**EXERCISE PROMPT:** Your task is to retype each line of the data below exactly.
(DATA FOR ANALYSIS)
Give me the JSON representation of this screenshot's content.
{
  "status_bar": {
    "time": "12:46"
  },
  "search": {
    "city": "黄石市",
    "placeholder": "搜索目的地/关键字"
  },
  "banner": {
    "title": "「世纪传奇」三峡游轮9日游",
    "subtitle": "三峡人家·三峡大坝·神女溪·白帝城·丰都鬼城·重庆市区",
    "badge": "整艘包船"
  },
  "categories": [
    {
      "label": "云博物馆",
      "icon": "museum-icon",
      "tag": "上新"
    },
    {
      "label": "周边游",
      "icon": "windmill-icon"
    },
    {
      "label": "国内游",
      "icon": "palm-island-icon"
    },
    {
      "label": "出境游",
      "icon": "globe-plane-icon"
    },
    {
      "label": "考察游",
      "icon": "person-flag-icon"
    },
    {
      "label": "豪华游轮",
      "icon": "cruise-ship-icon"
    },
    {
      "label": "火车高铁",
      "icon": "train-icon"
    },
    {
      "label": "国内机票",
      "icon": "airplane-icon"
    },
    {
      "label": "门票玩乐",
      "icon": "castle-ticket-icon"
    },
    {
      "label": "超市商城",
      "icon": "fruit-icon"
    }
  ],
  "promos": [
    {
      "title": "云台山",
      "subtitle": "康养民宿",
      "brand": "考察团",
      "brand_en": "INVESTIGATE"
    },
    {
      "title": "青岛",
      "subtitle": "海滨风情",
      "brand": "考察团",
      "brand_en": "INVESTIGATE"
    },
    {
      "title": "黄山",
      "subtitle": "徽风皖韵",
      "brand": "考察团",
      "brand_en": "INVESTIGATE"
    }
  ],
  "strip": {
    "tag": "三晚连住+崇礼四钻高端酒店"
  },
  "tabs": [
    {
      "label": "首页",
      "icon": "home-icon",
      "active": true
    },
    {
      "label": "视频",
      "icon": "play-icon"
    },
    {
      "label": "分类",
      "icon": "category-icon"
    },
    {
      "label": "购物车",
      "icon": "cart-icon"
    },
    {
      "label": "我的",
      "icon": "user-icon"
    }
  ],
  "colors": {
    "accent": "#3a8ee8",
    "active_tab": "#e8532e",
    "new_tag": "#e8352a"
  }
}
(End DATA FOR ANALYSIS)
**EXERCISE OUTPUT:**
Give me the JSON representation of this screenshot's content.
{
  "status_bar": {
    "time": "12:46"
  },
  "search": {
    "city": "黄石市",
    "placeholder": "搜索目的地/关键字"
  },
  "banner": {
    "title": "「世纪传奇」三峡游轮9日游",
    "subtitle": "三峡人家·三峡大坝·神女溪·白帝城·丰都鬼城·重庆市区",
    "badge": "整艘包船"
  },
  "categories": [
    {
      "label": "云博物馆",
      "icon": "museum-icon",
      "tag": "上新"
    },
    {
      "label": "周边游",
      "icon": "windmill-icon"
    },
    {
      "label": "国内游",
      "icon": "palm-island-icon"
    },
    {
      "label": "出境游",
      "icon": "globe-plane-icon"
    },
    {
      "label": "考察游",
      "icon": "person-flag-icon"
    },
    {
      "label": "豪华游轮",
      "icon": "cruise-ship-icon"
    },
    {
      "label": "火车高铁",
      "icon": "train-icon"
    },
    {
      "label": "国内机票",
      "icon": "airplane-icon"
    },
    {
      "label": "门票玩乐",
      "icon": "castle-ticket-icon"
    },
    {
      "label": "超市商城",
      "icon": "fruit-icon"
    }
  ],
  "promos": [
    {
      "title": "云台山",
      "subtitle": "康养民宿",
      "brand": "考察团",
      "brand_en": "INVESTIGATE"
    },
    {
      "title": "青岛",
      "subtitle": "海滨风情",
      "brand": "考察团",
      "brand_en": "INVESTIGATE"
    },
    {
      "title": "黄山",
      "subtitle": "徽风皖韵",
      "brand": "考察团",
      "brand_en": "INVESTIGATE"
    }
  ],
  "strip": {
    "tag": "三晚连住+崇礼四钻高端酒店"
  },
  "tabs": [
    {
      "label": "首页",
      "icon": "home-icon",
      "active": true
    },
    {
      "label": "视频",
      "icon": "play-icon"
    },
    {
      "label": "分类",
      "icon": "category-icon"
    },
    {
      "label": "购物车",
      "icon": "cart-icon"
    },
    {
      "label": "我的",
      "icon": "user-icon"
    }
  ],
  "colors": {
    "accent": "#3a8ee8",
    "active_tab": "#e8532e",
    "new_tag": "#e8352a"
  }
}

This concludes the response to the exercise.